Is there a perfect way to manage money that all successful couples use? Not really. It really depends on your unique goals and situation. Here are four solutions to consider:
Ideal for couples who want to maintain their financial independence, with this option, couples keep separate accounts but pay shared expenses together. Each person contributes to the “home” bills. In this case, the partner who earns more usually contributes a higher amount to paying bills. However, each partner also keeps their own savings individually.
One couple I know who did this is Nick and Elena. They had been dating for about a year when they decided to move in together. However, Nick also had a child from a previous relationship who stayed with him 50% of the time. So, they decided not to merge their finances for the time being. Nick, who earned a bigger paycheck and also wanted an extra bedroom for his son, covered the rent. Elena covered most of the groceries and the cable bill. They also started a small emergency fund together should any unexpected expenses show up. It was a great solution for their situation.
Instead of each person paying bills from their own accounts, the couple creates a shared account from which to pay expenses. Each couple contributes a proportional amount of their earnings to the shared checking account. For example, if one partner earns $50,000 per year and the other person earns $150,000 per year, the partner who earns $50,000 per year should contribute to 1/4 of the bills. Each partner also keeps their own savings account. The joint account should cover all living expenses and may also include a cushion for emergencies. Additionally, couples might also save together for extras, like vacations.
Molly and Jason used this plan, which was ideal for their situation. They are in a committed long-term situation. However, they have very different interests.
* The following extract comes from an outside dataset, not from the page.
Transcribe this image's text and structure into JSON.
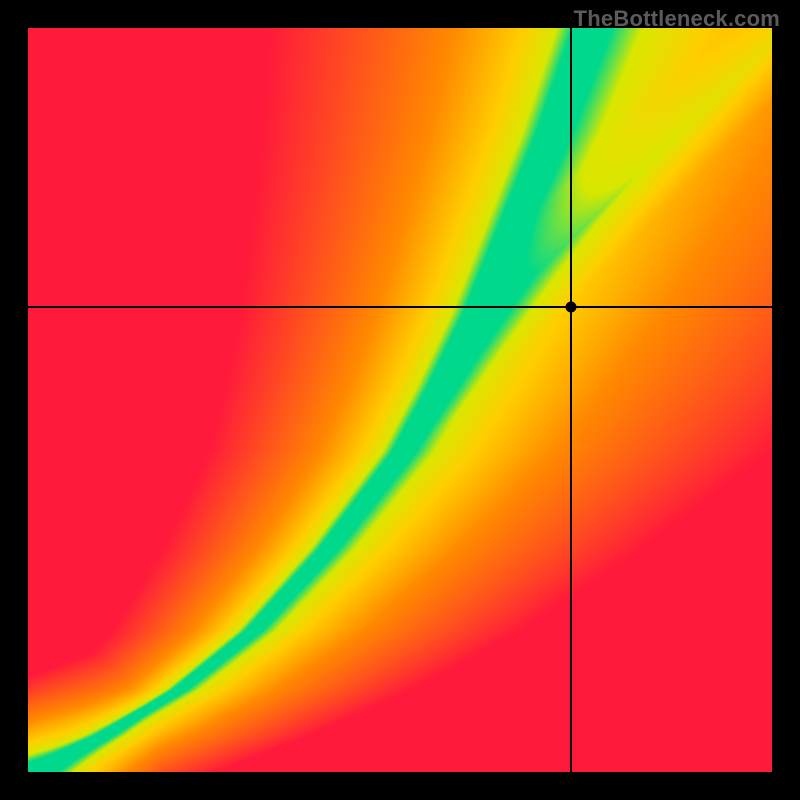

While Molly loves raising horses, Jason spends a lot of time restoring old cars. With this plan, both Molly and Jason can easily pull money out of their own accounts for their special interests and personal purchases. This can help reduce disagreements about how much each partner spends on their hobbies, fashion, or “wants” in general.
In this plan, couples share their bank accounts and all of their finances. However, there are limits that help ensure that couples communicate about their budget and spending. For example, couples can set a spending ceiling. Couples might decide that if either partner is going to spend more than a certain amount such as $100 or $1000, they talk it over first. Similarly, couples might include “fun money” for each partner in their budget. That way, each partner is allowed to spend a certain amount each month on their hobbies and interests without consulting the other. Couples should also talk through how much money to keep in savings, an emergency fund, a vacation fund, and more.
Just like some couples practice conscious uncoupling and physically separate, you can practice this but just financially without ending your relationship. Some couples just don’t do well together financially! Perhaps you have different spending priorities or money habits. Or maybe money is just a hot-button topic for one of you and you want to stop the conflict but want to stay together. You should consider a postnup that can legally separate your finances and future growth by organizing objectives and expectations. In this example, you separate all finances including checking, savings, assets, and liabilities.
Start talking about money! If it’s a very difficult topic for you and your partner, you can always bring in a certified financial planner or a family mediator. A professional can help you determine the best way to manage your money as a couple, prioritize goals, and plan effectively. Remember, your partner isn’t the enemy. If you work together, you can solve money issues as a team!
Elaine King is a Certified Financial Planner Professional ® and Florida Supreme Court Family Mediator who has helped thousands of couples. Contact her to set up a call today! For more tips, follow Elaine King on Facebook, YouTube, Instagram, and Twitter.